Spain’s long-term jobless now number 2m, while the country’s GINI coefficient measuring inequality has risen from 31.2 to 34 since the crisis began.
The report said the biggest single cause of the jobs crisis is a “demand shock” to the Euroland economy, deeming other factors to be “less relevant”. The findings reflect deep dissent within the EU policy apparatus over the contractionary policy settings, and undercut claims by hard-liners that labour reforms in the Club Med bloc are enough to pull the region out of slump.
Mr Andor’s grim warnings came a day after Commission chief Manuel Barroso claimed the eurozone crisis had “essentially been overcome”.
Graeme Leach, from the Institute of Directors, said the European Central Bank has bought time with its bond-buying pledge but the deeper economic crisis grinds on with a “terrifying” human cost. “The figures are shockingly bad. This saga is far from over,” he said.
The North-South gap makes it very hard for the ECB to run monetary policy for the whole bloc. Unemployment is just 4.5pc in Austria, 5.4pc in Germany, and 5.6pc in Holland.
Real household income, after tax, had fallen 17pc in Greece, 8pc in Spain, 7pc in Cyprus, and 5pc in Ireland between 2009 and 2011, a slide still gathering speed. Mr Andor said labour market reforms would bear fruit eventually, adding that the jobless rate may be near its peak in Spain.

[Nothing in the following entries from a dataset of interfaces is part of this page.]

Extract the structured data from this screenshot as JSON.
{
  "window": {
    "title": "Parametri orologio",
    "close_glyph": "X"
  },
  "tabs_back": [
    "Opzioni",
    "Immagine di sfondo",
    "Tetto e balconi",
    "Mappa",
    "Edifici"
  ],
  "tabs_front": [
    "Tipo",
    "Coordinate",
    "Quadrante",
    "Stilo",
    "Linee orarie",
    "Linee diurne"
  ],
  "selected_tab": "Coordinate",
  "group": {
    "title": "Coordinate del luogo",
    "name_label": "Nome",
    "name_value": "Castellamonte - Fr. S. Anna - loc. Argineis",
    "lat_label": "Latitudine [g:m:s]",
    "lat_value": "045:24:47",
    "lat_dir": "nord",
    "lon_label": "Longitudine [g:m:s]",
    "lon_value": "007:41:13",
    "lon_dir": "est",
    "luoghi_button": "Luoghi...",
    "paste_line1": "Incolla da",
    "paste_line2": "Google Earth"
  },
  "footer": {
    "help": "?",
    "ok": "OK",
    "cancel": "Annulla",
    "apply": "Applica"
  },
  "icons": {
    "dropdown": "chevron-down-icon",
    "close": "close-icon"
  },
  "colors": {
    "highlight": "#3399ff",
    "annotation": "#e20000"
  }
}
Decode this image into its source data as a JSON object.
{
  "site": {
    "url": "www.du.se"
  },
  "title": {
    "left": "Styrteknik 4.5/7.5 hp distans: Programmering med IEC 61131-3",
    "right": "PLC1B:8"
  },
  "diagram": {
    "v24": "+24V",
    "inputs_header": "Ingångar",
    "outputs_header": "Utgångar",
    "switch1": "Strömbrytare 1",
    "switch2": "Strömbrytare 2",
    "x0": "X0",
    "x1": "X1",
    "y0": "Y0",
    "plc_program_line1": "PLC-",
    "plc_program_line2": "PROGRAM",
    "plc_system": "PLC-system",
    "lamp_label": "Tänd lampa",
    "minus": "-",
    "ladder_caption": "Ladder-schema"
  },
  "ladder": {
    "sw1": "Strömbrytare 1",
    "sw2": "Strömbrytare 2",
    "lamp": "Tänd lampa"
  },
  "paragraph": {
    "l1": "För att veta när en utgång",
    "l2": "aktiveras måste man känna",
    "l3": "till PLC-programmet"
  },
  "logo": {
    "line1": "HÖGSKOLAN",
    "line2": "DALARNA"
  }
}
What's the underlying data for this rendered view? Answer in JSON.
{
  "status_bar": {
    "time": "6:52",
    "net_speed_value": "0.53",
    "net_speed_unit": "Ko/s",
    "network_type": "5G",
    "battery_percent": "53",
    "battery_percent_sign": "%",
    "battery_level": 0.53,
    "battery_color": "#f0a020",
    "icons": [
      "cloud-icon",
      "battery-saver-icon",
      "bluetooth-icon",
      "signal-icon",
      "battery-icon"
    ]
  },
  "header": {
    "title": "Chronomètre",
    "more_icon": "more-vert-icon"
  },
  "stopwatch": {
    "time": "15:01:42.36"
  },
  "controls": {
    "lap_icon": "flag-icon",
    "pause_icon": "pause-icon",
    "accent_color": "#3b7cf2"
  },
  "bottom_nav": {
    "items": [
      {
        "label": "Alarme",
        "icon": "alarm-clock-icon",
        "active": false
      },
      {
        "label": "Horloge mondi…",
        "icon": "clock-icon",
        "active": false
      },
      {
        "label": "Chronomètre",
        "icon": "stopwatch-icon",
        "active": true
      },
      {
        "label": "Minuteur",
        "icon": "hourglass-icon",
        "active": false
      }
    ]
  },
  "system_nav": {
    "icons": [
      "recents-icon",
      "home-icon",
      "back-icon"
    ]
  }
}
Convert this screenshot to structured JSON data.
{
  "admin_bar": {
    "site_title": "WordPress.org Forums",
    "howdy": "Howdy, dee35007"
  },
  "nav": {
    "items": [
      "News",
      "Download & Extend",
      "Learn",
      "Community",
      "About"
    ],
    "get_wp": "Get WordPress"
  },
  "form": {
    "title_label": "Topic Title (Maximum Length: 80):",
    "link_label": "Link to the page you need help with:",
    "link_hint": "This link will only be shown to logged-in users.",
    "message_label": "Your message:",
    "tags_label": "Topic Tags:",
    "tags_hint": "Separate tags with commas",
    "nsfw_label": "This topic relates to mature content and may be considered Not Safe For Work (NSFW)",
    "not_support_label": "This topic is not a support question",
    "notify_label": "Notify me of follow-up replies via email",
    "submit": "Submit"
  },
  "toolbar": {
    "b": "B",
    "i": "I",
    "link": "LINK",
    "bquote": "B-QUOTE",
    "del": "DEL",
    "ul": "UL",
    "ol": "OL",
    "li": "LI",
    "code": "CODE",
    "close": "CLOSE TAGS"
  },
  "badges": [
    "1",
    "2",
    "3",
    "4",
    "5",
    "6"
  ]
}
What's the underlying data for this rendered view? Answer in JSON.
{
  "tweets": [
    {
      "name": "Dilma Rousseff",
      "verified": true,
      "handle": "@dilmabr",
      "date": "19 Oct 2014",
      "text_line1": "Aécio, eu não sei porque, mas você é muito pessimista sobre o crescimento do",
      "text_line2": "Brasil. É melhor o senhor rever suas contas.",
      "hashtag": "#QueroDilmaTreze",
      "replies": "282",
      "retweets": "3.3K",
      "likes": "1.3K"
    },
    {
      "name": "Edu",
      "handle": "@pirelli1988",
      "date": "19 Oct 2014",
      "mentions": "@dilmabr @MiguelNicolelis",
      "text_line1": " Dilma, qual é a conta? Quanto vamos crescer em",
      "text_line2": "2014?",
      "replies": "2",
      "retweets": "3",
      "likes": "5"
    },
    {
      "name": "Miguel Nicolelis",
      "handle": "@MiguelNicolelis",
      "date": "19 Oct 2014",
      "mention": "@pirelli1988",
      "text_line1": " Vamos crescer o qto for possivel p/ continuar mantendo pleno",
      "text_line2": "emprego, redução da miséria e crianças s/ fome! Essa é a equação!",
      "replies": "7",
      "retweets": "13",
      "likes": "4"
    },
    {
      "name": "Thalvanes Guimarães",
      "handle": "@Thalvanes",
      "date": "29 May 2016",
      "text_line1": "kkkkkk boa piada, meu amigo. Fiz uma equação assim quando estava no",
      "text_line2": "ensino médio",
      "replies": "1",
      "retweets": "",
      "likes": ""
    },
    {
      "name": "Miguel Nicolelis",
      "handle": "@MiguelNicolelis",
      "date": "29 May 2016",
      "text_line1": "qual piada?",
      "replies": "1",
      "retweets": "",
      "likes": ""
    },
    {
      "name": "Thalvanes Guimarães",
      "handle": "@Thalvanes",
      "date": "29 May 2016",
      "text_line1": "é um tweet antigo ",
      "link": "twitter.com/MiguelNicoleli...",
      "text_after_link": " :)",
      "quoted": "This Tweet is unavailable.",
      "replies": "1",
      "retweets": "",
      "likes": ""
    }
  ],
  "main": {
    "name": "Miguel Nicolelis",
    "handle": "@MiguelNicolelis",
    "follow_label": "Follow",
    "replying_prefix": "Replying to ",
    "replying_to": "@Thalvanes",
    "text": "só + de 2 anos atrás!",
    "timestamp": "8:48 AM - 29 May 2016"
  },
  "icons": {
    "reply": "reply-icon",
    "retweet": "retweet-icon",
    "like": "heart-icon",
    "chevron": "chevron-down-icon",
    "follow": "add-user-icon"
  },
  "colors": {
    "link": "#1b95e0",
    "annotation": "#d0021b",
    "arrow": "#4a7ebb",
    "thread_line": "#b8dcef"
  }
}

Jobs data tend to be a lagging indicator so the latest rise in unemployment may reveal much about economic growth prospects for 2013.
Categories: EU Erosion